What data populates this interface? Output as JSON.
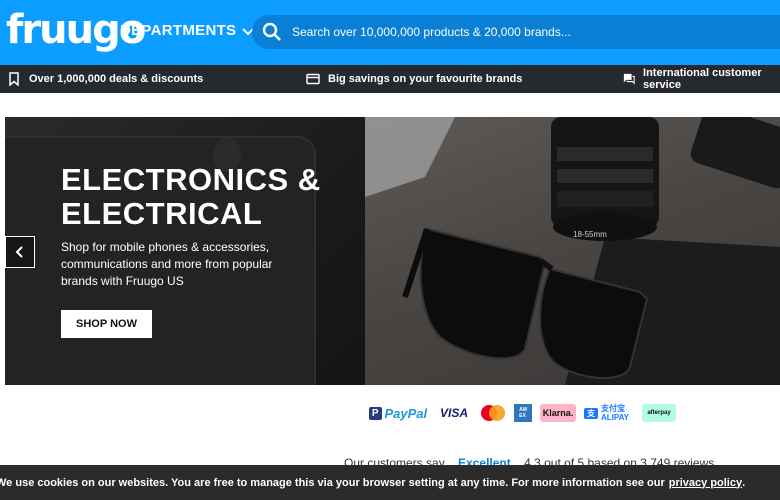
{
  "header": {
    "logo": "fruugo",
    "departments_label": "DEPARTMENTS",
    "search_placeholder": "Search over 10,000,000 products & 20,000 brands..."
  },
  "infobar": {
    "items": [
      {
        "icon": "bookmark-icon",
        "label": "Over 1,000,000 deals & discounts"
      },
      {
        "icon": "card-icon",
        "label": "Big savings on your favourite brands"
      },
      {
        "icon": "chat-icon",
        "label": "International customer service"
      }
    ]
  },
  "hero": {
    "title_line1": "ELECTRONICS &",
    "title_line2": "ELECTRICAL",
    "description": "Shop for mobile phones & accessories, communications and more from popular brands with Fruugo US",
    "button": "SHOP NOW",
    "camera_lens_text": "18-55mm"
  },
  "payments": [
    "PayPal",
    "VISA",
    "Mastercard",
    "American Express",
    "Klarna.",
    "支付宝 ALIPAY",
    "afterpay"
  ],
  "reviews": {
    "prefix": "Our customers say",
    "rating_word": "Excellent",
    "score": "4.3",
    "suffix_a": "out of 5 based on",
    "count": "3,749",
    "suffix_b": "reviews"
  },
  "cookie": {
    "text": "We use cookies on our websites. You are free to manage this via your browser setting at any time. For more information see our",
    "link": "privacy policy",
    "end": "."
  }
}
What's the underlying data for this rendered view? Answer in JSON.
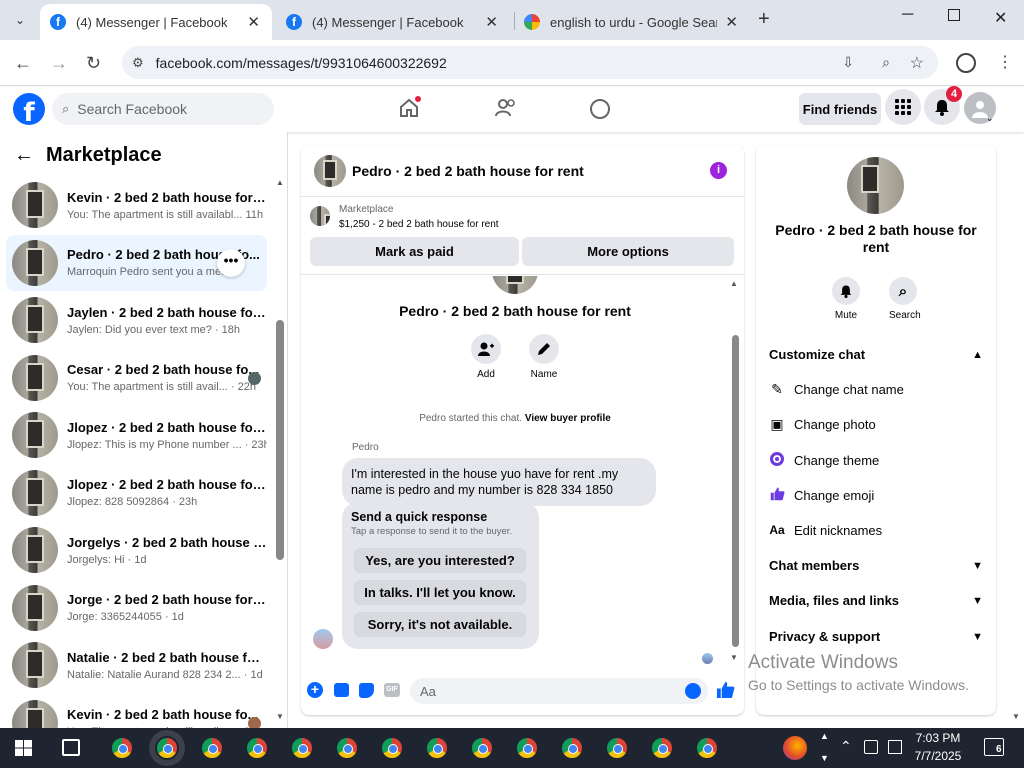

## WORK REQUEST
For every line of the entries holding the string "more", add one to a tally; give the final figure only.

## SOLUTION TO THIS EXERCISE
2